Stored records:
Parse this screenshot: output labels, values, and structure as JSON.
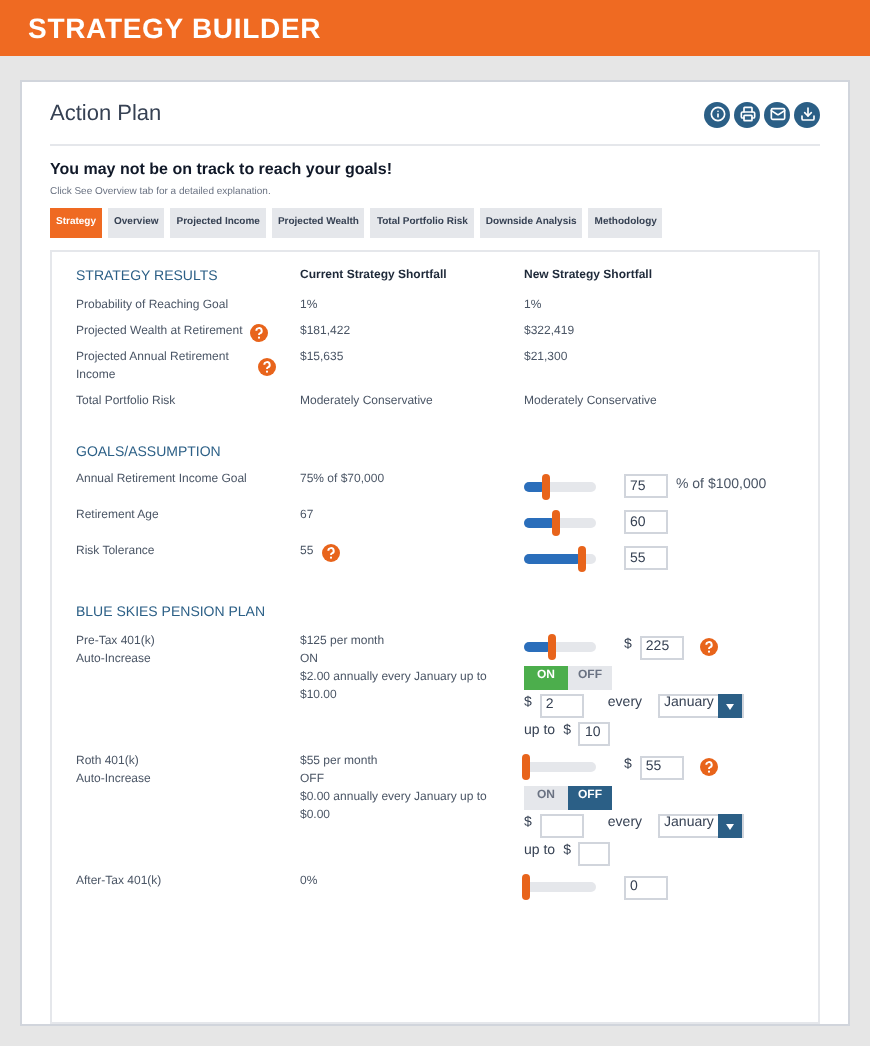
{
  "app_title": "STRATEGY BUILDER",
  "panel": {
    "title": "Action Plan"
  },
  "alert": {
    "heading": "You may not be on track to reach your goals!",
    "note": "Click See Overview tab for a detailed explanation."
  },
  "tabs": [
    {
      "label": "Strategy",
      "selected": true
    },
    {
      "label": "Overview",
      "selected": false
    },
    {
      "label": "Projected Income",
      "selected": false
    },
    {
      "label": "Projected Wealth",
      "selected": false
    },
    {
      "label": "Total Portfolio Risk",
      "selected": false
    },
    {
      "label": "Downside Analysis",
      "selected": false
    },
    {
      "label": "Methodology",
      "selected": false
    }
  ],
  "columns": [
    "Current Strategy Shortfall",
    "New Strategy Shortfall"
  ],
  "sections": [
    {
      "title": "STRATEGY RESULTS",
      "rows": [
        {
          "label": "Probability of Reaching Goal",
          "current": [
            "1%"
          ],
          "new": [
            "1%"
          ],
          "controls": []
        },
        {
          "label": "Projected Wealth at Retirement",
          "help": true,
          "current": [
            "$181,422"
          ],
          "new": [
            "$322,419"
          ],
          "controls": []
        },
        {
          "label": "Projected Annual Retirement Income",
          "help": true,
          "current": [
            "$15,635"
          ],
          "new": [
            "$21,300"
          ],
          "controls": []
        },
        {
          "label": "Total Portfolio Risk",
          "current": [
            "Moderately Conservative"
          ],
          "new": [
            "Moderately Conservative"
          ],
          "controls": []
        }
      ]
    },
    {
      "title": "GOALS/ASSUMPTION",
      "rows": [
        {
          "label": "Annual Retirement Income Goal",
          "current": [
            "75% of $70,000"
          ],
          "new": [],
          "controls": [
            {
              "kind": "slider",
              "level": 0.3,
              "value": "75",
              "suffix": "% of $100,000"
            }
          ]
        },
        {
          "label": "Retirement Age",
          "current": [
            "67"
          ],
          "new": [],
          "controls": [
            {
              "kind": "slider",
              "level": 0.45,
              "value": "60"
            }
          ]
        },
        {
          "label": "Risk Tolerance",
          "current": [
            "55"
          ],
          "current_help": true,
          "new": [],
          "controls": [
            {
              "kind": "slider",
              "level": 0.8,
              "value": "55"
            }
          ]
        }
      ]
    },
    {
      "title": "BLUE SKIES PENSION PLAN",
      "rows": [
        {
          "label": "Pre-Tax 401(k)",
          "sublabel": "Auto-Increase",
          "current": [
            "$125 per month",
            "ON",
            "$2.00 annually every January up to $10.00"
          ],
          "new": [],
          "controls": [
            {
              "kind": "slider",
              "level": 0.4,
              "prefix": "$",
              "value": "225",
              "help": true
            },
            {
              "kind": "toggle",
              "options": [
                {
                  "label": "ON",
                  "selected": true
                },
                {
                  "label": "OFF",
                  "selected": false
                }
              ]
            },
            {
              "kind": "increase",
              "prefix": "$",
              "value": "2",
              "every": "every",
              "month": "January",
              "upto": "up to",
              "upto_prefix": "$",
              "upto_value": "10"
            }
          ]
        },
        {
          "label": "Roth 401(k)",
          "sublabel": "Auto-Increase",
          "current": [
            "$55 per month",
            "OFF",
            "$0.00 annually every January up to $0.00"
          ],
          "new": [],
          "controls": [
            {
              "kind": "slider",
              "level": 0.03,
              "prefix": "$",
              "value": "55",
              "help": true
            },
            {
              "kind": "toggle",
              "options": [
                {
                  "label": "ON",
                  "selected": false
                },
                {
                  "label": "OFF",
                  "selected": true
                }
              ]
            },
            {
              "kind": "increase",
              "prefix": "$",
              "every": "every",
              "month": "January",
              "upto": "up to",
              "upto_prefix": "$"
            }
          ]
        },
        {
          "label": "After-Tax 401(k)",
          "current": [
            "0%"
          ],
          "new": [],
          "controls": [
            {
              "kind": "slider",
              "level": 0.03,
              "value": "0"
            }
          ]
        }
      ]
    }
  ]
}
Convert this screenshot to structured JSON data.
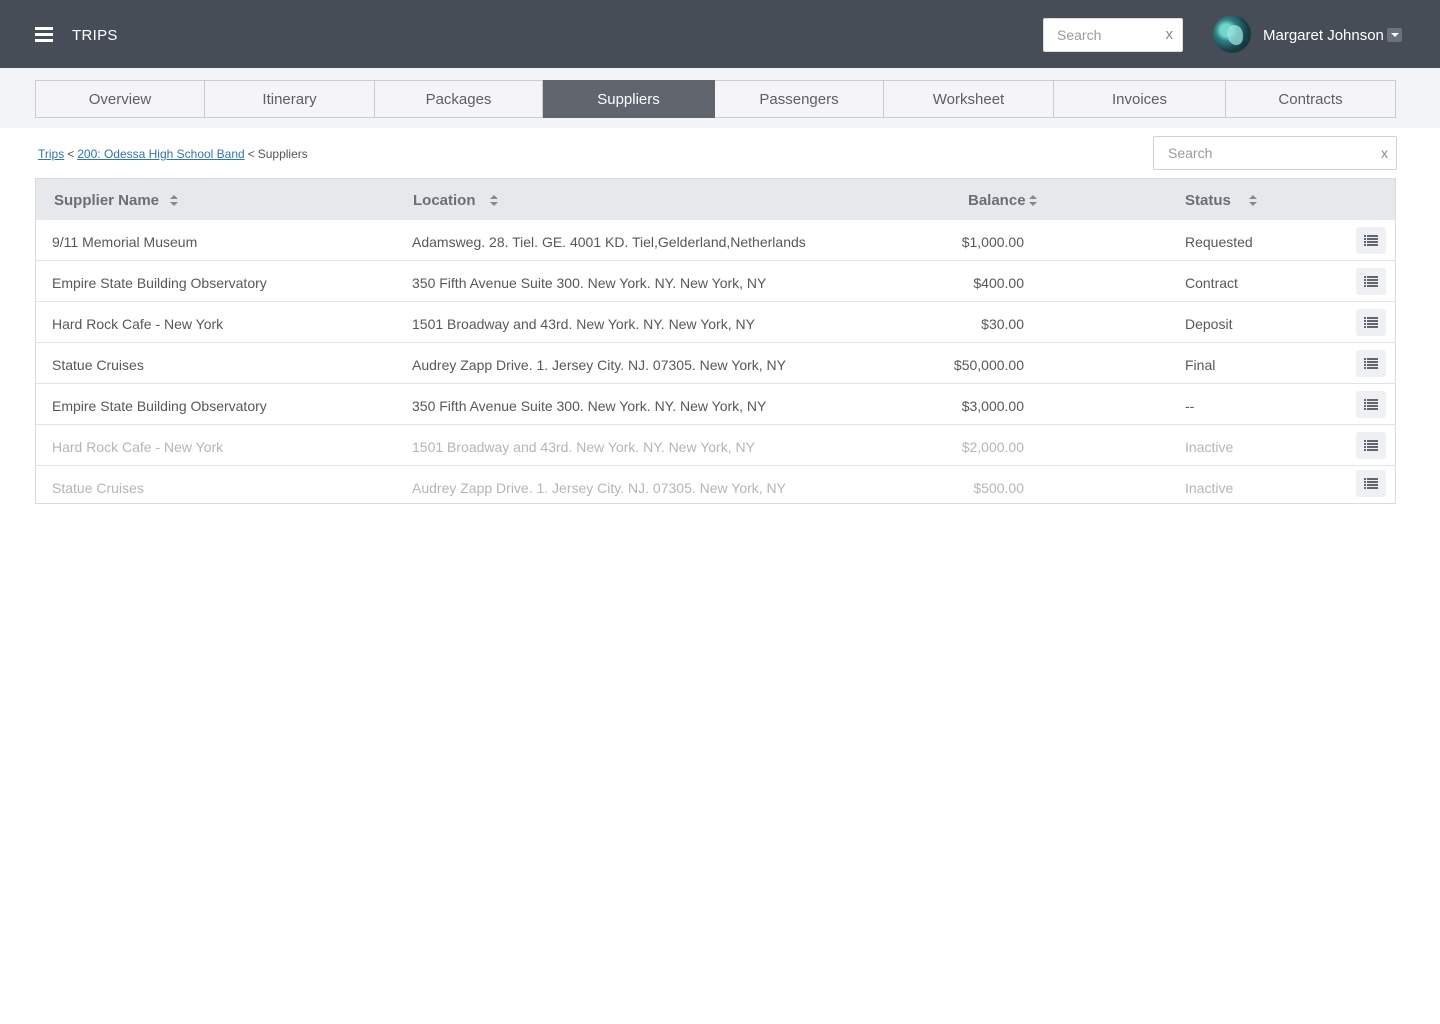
{
  "header": {
    "app_title": "TRIPS",
    "search_placeholder": "Search",
    "search_clear": "x",
    "user_name": "Margaret Johnson"
  },
  "tabs": [
    {
      "label": "Overview",
      "active": false
    },
    {
      "label": "Itinerary",
      "active": false
    },
    {
      "label": "Packages",
      "active": false
    },
    {
      "label": "Suppliers",
      "active": true
    },
    {
      "label": "Passengers",
      "active": false
    },
    {
      "label": "Worksheet",
      "active": false
    },
    {
      "label": "Invoices",
      "active": false
    },
    {
      "label": "Contracts",
      "active": false
    }
  ],
  "breadcrumb": {
    "root": "Trips",
    "trip": "200: Odessa High School Band",
    "current": "Suppliers",
    "separator": "<"
  },
  "list_search": {
    "placeholder": "Search",
    "clear": "x"
  },
  "table": {
    "columns": {
      "name": "Supplier Name",
      "location": "Location",
      "balance": "Balance",
      "status": "Status"
    },
    "rows": [
      {
        "name": "9/11 Memorial Museum",
        "location": "Adamsweg. 28. Tiel. GE. 4001 KD. Tiel,Gelderland,Netherlands",
        "balance": "$1,000.00",
        "status": "Requested",
        "inactive": false
      },
      {
        "name": "Empire State Building Observatory",
        "location": "350 Fifth Avenue Suite 300. New York. NY. New York, NY",
        "balance": "$400.00",
        "status": "Contract",
        "inactive": false
      },
      {
        "name": "Hard Rock Cafe - New York",
        "location": "1501 Broadway and 43rd. New York. NY. New York, NY",
        "balance": "$30.00",
        "status": "Deposit",
        "inactive": false
      },
      {
        "name": "Statue Cruises",
        "location": "Audrey Zapp Drive. 1. Jersey City. NJ. 07305. New York, NY",
        "balance": "$50,000.00",
        "status": "Final",
        "inactive": false
      },
      {
        "name": "Empire State Building Observatory",
        "location": "350 Fifth Avenue Suite 300. New York. NY. New York, NY",
        "balance": "$3,000.00",
        "status": "--",
        "inactive": false
      },
      {
        "name": "Hard Rock Cafe - New York",
        "location": "1501 Broadway and 43rd. New York. NY. New York, NY",
        "balance": "$2,000.00",
        "status": "Inactive",
        "inactive": true
      },
      {
        "name": "Statue Cruises",
        "location": "Audrey Zapp Drive. 1. Jersey City. NJ. 07305. New York, NY",
        "balance": "$500.00",
        "status": "Inactive",
        "inactive": true
      }
    ]
  },
  "icons": {
    "menu": "hamburger-icon",
    "row_action": "list-icon",
    "sort": "sort-icon",
    "user_dropdown": "caret-down-icon"
  },
  "colors": {
    "topbar": "#474d57",
    "active_tab": "#5f646d",
    "link": "#2f74b5"
  }
}
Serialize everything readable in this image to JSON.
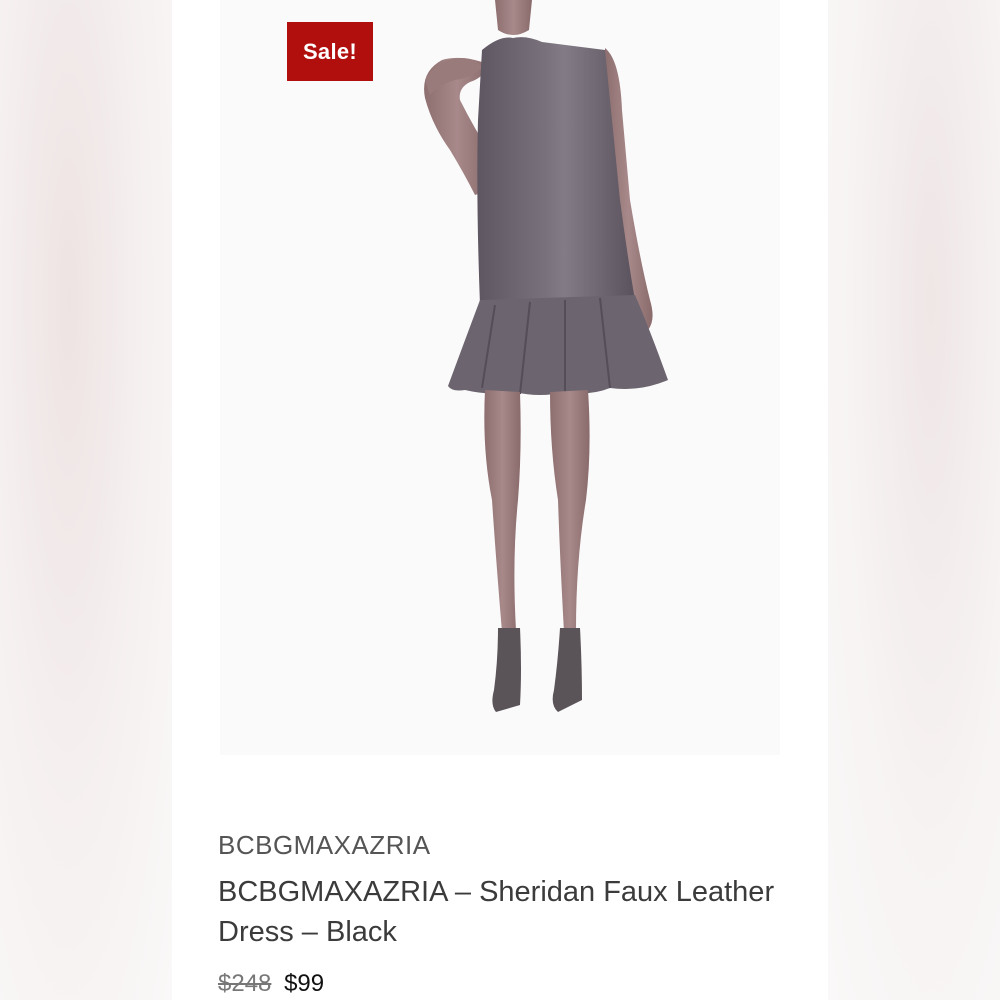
{
  "badge": {
    "label": "Sale!",
    "color": "#b10e0e"
  },
  "product": {
    "brand": "BCBGMAXAZRIA",
    "title": "BCBGMAXAZRIA – Sheridan Faux Leather Dress – Black",
    "price_original": "$248",
    "price_sale": "$99",
    "image": "model-in-sleeveless-faux-leather-dress-image"
  }
}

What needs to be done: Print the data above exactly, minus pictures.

Reply to the task:
Parse this screenshot: output labels, values, and structure as JSON.
{
  "app_title": "STRATEGY BUILDER",
  "panel": {
    "title": "Action Plan"
  },
  "alert": {
    "heading": "You may not be on track to reach your goals!",
    "note": "Click See Overview tab for a detailed explanation."
  },
  "tabs": [
    {
      "label": "Strategy",
      "selected": true
    },
    {
      "label": "Overview",
      "selected": false
    },
    {
      "label": "Projected Income",
      "selected": false
    },
    {
      "label": "Projected Wealth",
      "selected": false
    },
    {
      "label": "Total Portfolio Risk",
      "selected": false
    },
    {
      "label": "Downside Analysis",
      "selected": false
    },
    {
      "label": "Methodology",
      "selected": false
    }
  ],
  "columns": [
    "Current Strategy Shortfall",
    "New Strategy Shortfall"
  ],
  "sections": [
    {
      "title": "STRATEGY RESULTS",
      "rows": [
        {
          "label": "Probability of Reaching Goal",
          "current": [
            "1%"
          ],
          "new": [
            "1%"
          ],
          "controls": []
        },
        {
          "label": "Projected Wealth at Retirement",
          "help": true,
          "current": [
            "$181,422"
          ],
          "new": [
            "$322,419"
          ],
          "controls": []
        },
        {
          "label": "Projected Annual Retirement Income",
          "help": true,
          "current": [
            "$15,635"
          ],
          "new": [
            "$21,300"
          ],
          "controls": []
        },
        {
          "label": "Total Portfolio Risk",
          "current": [
            "Moderately Conservative"
          ],
          "new": [
            "Moderately Conservative"
          ],
          "controls": []
        }
      ]
    },
    {
      "title": "GOALS/ASSUMPTION",
      "rows": [
        {
          "label": "Annual Retirement Income Goal",
          "current": [
            "75% of $70,000"
          ],
          "new": [],
          "controls": [
            {
              "kind": "slider",
              "level": 0.3,
              "value": "75",
              "suffix": "% of $100,000"
            }
          ]
        },
        {
          "label": "Retirement Age",
          "current": [
            "67"
          ],
          "new": [],
          "controls": [
            {
              "kind": "slider",
              "level": 0.45,
              "value": "60"
            }
          ]
        },
        {
          "label": "Risk Tolerance",
          "current": [
            "55"
          ],
          "current_help": true,
          "new": [],
          "controls": [
            {
              "kind": "slider",
              "level": 0.8,
              "value": "55"
            }
          ]
        }
      ]
    },
    {
      "title": "BLUE SKIES PENSION PLAN",
      "rows": [
        {
          "label": "Pre-Tax 401(k)",
          "sublabel": "Auto-Increase",
          "current": [
            "$125 per month",
            "ON",
            "$2.00 annually every January up to $10.00"
          ],
          "new": [],
          "controls": [
            {
              "kind": "slider",
              "level": 0.4,
              "prefix": "$",
              "value": "225",
              "help": true
            },
            {
              "kind": "toggle",
              "options": [
                {
                  "label": "ON",
                  "selected": true
                },
                {
                  "label": "OFF",
                  "selected": false
                }
              ]
            },
            {
              "kind": "increase",
              "prefix": "$",
              "value": "2",
              "every": "every",
              "month": "January",
              "upto": "up to",
              "upto_prefix": "$",
              "upto_value": "10"
            }
          ]
        },
        {
          "label": "Roth 401(k)",
          "sublabel": "Auto-Increase",
          "current": [
            "$55 per month",
            "OFF",
            "$0.00 annually every January up to $0.00"
          ],
          "new": [],
          "controls": [
            {
              "kind": "slider",
              "level": 0.03,
              "prefix": "$",
              "value": "55",
              "help": true
            },
            {
              "kind": "toggle",
              "options": [
                {
                  "label": "ON",
                  "selected": false
                },
                {
                  "label": "OFF",
                  "selected": true
                }
              ]
            },
            {
              "kind": "increase",
              "prefix": "$",
              "every": "every",
              "month": "January",
              "upto": "up to",
              "upto_prefix": "$"
            }
          ]
        },
        {
          "label": "After-Tax 401(k)",
          "current": [
            "0%"
          ],
          "new": [],
          "controls": [
            {
              "kind": "slider",
              "level": 0.03,
              "value": "0"
            }
          ]
        }
      ]
    }
  ]
}
Convert this screenshot to structured JSON data.
{
  "header": {
    "app_title": "TRIPS",
    "search_placeholder": "Search",
    "search_clear": "x",
    "user_name": "Margaret Johnson"
  },
  "tabs": [
    {
      "label": "Overview",
      "active": false
    },
    {
      "label": "Itinerary",
      "active": false
    },
    {
      "label": "Packages",
      "active": false
    },
    {
      "label": "Suppliers",
      "active": true
    },
    {
      "label": "Passengers",
      "active": false
    },
    {
      "label": "Worksheet",
      "active": false
    },
    {
      "label": "Invoices",
      "active": false
    },
    {
      "label": "Contracts",
      "active": false
    }
  ],
  "breadcrumb": {
    "root": "Trips",
    "trip": "200: Odessa High School Band",
    "current": "Suppliers",
    "separator": "<"
  },
  "list_search": {
    "placeholder": "Search",
    "clear": "x"
  },
  "table": {
    "columns": {
      "name": "Supplier Name",
      "location": "Location",
      "balance": "Balance",
      "status": "Status"
    },
    "rows": [
      {
        "name": "9/11 Memorial Museum",
        "location": "Adamsweg. 28. Tiel. GE. 4001 KD. Tiel,Gelderland,Netherlands",
        "balance": "$1,000.00",
        "status": "Requested",
        "inactive": false
      },
      {
        "name": "Empire State Building Observatory",
        "location": "350 Fifth Avenue Suite 300. New York. NY. New York, NY",
        "balance": "$400.00",
        "status": "Contract",
        "inactive": false
      },
      {
        "name": "Hard Rock Cafe - New York",
        "location": "1501 Broadway and 43rd. New York. NY. New York, NY",
        "balance": "$30.00",
        "status": "Deposit",
        "inactive": false
      },
      {
        "name": "Statue Cruises",
        "location": "Audrey Zapp Drive. 1. Jersey City. NJ. 07305. New York, NY",
        "balance": "$50,000.00",
        "status": "Final",
        "inactive": false
      },
      {
        "name": "Empire State Building Observatory",
        "location": "350 Fifth Avenue Suite 300. New York. NY. New York, NY",
        "balance": "$3,000.00",
        "status": "--",
        "inactive": false
      },
      {
        "name": "Hard Rock Cafe - New York",
        "location": "1501 Broadway and 43rd. New York. NY. New York, NY",
        "balance": "$2,000.00",
        "status": "Inactive",
        "inactive": true
      },
      {
        "name": "Statue Cruises",
        "location": "Audrey Zapp Drive. 1. Jersey City. NJ. 07305. New York, NY",
        "balance": "$500.00",
        "status": "Inactive",
        "inactive": true
      }
    ]
  },
  "icons": {
    "menu": "hamburger-icon",
    "row_action": "list-icon",
    "sort": "sort-icon",
    "user_dropdown": "caret-down-icon"
  },
  "colors": {
    "topbar": "#474d57",
    "active_tab": "#5f646d",
    "link": "#2f74b5"
  }
}
Serialize everything readable in this image to JSON.
{
  "badge": {
    "label": "Sale!",
    "color": "#b10e0e"
  },
  "product": {
    "brand": "BCBGMAXAZRIA",
    "title": "BCBGMAXAZRIA – Sheridan Faux Leather Dress – Black",
    "price_original": "$248",
    "price_sale": "$99",
    "image": "model-in-sleeveless-faux-leather-dress-image"
  }
}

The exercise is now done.